Occupy Wall Street and Bank Transfer Day prompted millions of Americans to ditch their old predatory financial institutions.
Back in October, in the thick of the Occupy Wall Street protests, we gave you step-by-step instructions for leaving your large predatory bank. Part of the impetus for the project was OWS, of course, but another factor was the establishment of "Bank Transfer Day," which asked people to drop their big banks in favor of community banks or credit unions by November 5.
Almost immediately, data showed that the transfer movement was working, with some credit unions reporting spikes in membership as large as 30 percent. Today, we have even more concrete numbers to show that the "move your money" movement was a success, to the tune of millions of people.
According to the neutral research firm Javelin Strategy & Research, 5.6 million adults have changed banking providers in the last three months. Of those who switched, 11 percent (610,000 people) said they did so because of Bank Transfer Day. The number of transfers, Javelin says, is 300 percent as many people as moved during the same period last year.
Javelin warns that the mass exodus was "certainly not the massive departure banks might have feared." Still, if we assume that the average American family has $3,800 in the bank, and we assume that only 300,000 of the 5.6 million people who moved had even that much, that's more than a billion dollars divested from big banks.

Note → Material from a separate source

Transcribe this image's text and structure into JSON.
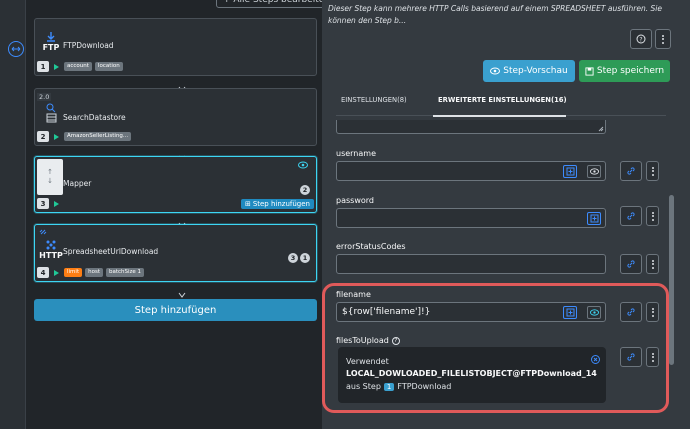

In the end, it won't stop them from chugging along, but it proves that a concerted effort to change the status quo can be worth a lot, literally and figuratively.